• [Task] Each record must be reproduced exactly as it is shown.
───── Listed records
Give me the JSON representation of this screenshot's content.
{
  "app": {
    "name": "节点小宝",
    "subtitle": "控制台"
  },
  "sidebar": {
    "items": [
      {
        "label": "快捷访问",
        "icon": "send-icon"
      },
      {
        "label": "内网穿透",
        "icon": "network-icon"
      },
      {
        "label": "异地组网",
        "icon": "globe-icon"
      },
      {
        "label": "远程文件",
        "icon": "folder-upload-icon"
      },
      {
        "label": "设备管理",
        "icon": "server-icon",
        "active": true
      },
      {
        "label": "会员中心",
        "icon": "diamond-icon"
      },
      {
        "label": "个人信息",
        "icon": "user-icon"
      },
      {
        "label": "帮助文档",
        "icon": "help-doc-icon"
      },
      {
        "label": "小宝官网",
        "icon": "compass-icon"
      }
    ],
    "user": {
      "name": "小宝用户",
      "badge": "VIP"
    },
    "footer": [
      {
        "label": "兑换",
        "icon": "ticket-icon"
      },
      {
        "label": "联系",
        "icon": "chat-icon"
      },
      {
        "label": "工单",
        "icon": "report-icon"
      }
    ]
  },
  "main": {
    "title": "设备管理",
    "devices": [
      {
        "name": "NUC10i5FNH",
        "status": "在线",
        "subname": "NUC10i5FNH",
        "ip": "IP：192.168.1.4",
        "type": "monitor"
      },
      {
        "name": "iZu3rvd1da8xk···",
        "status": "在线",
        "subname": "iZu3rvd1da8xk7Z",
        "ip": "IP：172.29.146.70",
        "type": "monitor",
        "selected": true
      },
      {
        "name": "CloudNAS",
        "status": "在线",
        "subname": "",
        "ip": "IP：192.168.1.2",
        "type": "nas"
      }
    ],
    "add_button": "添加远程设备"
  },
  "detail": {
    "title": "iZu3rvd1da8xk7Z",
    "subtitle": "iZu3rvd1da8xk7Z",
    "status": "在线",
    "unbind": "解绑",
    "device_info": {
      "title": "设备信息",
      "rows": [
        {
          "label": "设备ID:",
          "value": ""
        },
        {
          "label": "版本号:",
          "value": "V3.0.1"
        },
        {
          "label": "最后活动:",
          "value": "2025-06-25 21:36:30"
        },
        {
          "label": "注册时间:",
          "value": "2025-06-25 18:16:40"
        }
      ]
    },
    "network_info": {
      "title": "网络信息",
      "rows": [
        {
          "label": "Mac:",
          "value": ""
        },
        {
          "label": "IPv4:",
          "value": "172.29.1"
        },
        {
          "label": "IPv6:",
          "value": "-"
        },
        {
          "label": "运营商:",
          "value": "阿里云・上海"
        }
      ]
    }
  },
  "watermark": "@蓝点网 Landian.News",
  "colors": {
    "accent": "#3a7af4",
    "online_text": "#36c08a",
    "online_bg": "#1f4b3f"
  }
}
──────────
• [Exercise output]
Give me the JSON representation of this screenshot's content.
{
  "app": {
    "name": "节点小宝",
    "subtitle": "控制台"
  },
  "sidebar": {
    "items": [
      {
        "label": "快捷访问",
        "icon": "send-icon"
      },
      {
        "label": "内网穿透",
        "icon": "network-icon"
      },
      {
        "label": "异地组网",
        "icon": "globe-icon"
      },
      {
        "label": "远程文件",
        "icon": "folder-upload-icon"
      },
      {
        "label": "设备管理",
        "icon": "server-icon",
        "active": true
      },
      {
        "label": "会员中心",
        "icon": "diamond-icon"
      },
      {
        "label": "个人信息",
        "icon": "user-icon"
      },
      {
        "label": "帮助文档",
        "icon": "help-doc-icon"
      },
      {
        "label": "小宝官网",
        "icon": "compass-icon"
      }
    ],
    "user": {
      "name": "小宝用户",
      "badge": "VIP"
    },
    "footer": [
      {
        "label": "兑换",
        "icon": "ticket-icon"
      },
      {
        "label": "联系",
        "icon": "chat-icon"
      },
      {
        "label": "工单",
        "icon": "report-icon"
      }
    ]
  },
  "main": {
    "title": "设备管理",
    "devices": [
      {
        "name": "NUC10i5FNH",
        "status": "在线",
        "subname": "NUC10i5FNH",
        "ip": "IP：192.168.1.4",
        "type": "monitor"
      },
      {
        "name": "iZu3rvd1da8xk···",
        "status": "在线",
        "subname": "iZu3rvd1da8xk7Z",
        "ip": "IP：172.29.146.70",
        "type": "monitor",
        "selected": true
      },
      {
        "name": "CloudNAS",
        "status": "在线",
        "subname": "",
        "ip": "IP：192.168.1.2",
        "type": "nas"
      }
    ],
    "add_button": "添加远程设备"
  },
  "detail": {
    "title": "iZu3rvd1da8xk7Z",
    "subtitle": "iZu3rvd1da8xk7Z",
    "status": "在线",
    "unbind": "解绑",
    "device_info": {
      "title": "设备信息",
      "rows": [
        {
          "label": "设备ID:",
          "value": ""
        },
        {
          "label": "版本号:",
          "value": "V3.0.1"
        },
        {
          "label": "最后活动:",
          "value": "2025-06-25 21:36:30"
        },
        {
          "label": "注册时间:",
          "value": "2025-06-25 18:16:40"
        }
      ]
    },
    "network_info": {
      "title": "网络信息",
      "rows": [
        {
          "label": "Mac:",
          "value": ""
        },
        {
          "label": "IPv4:",
          "value": "172.29.1"
        },
        {
          "label": "IPv6:",
          "value": "-"
        },
        {
          "label": "运营商:",
          "value": "阿里云・上海"
        }
      ]
    }
  },
  "watermark": "@蓝点网 Landian.News",
  "colors": {
    "accent": "#3a7af4",
    "online_text": "#36c08a",
    "online_bg": "#1f4b3f"
  }
}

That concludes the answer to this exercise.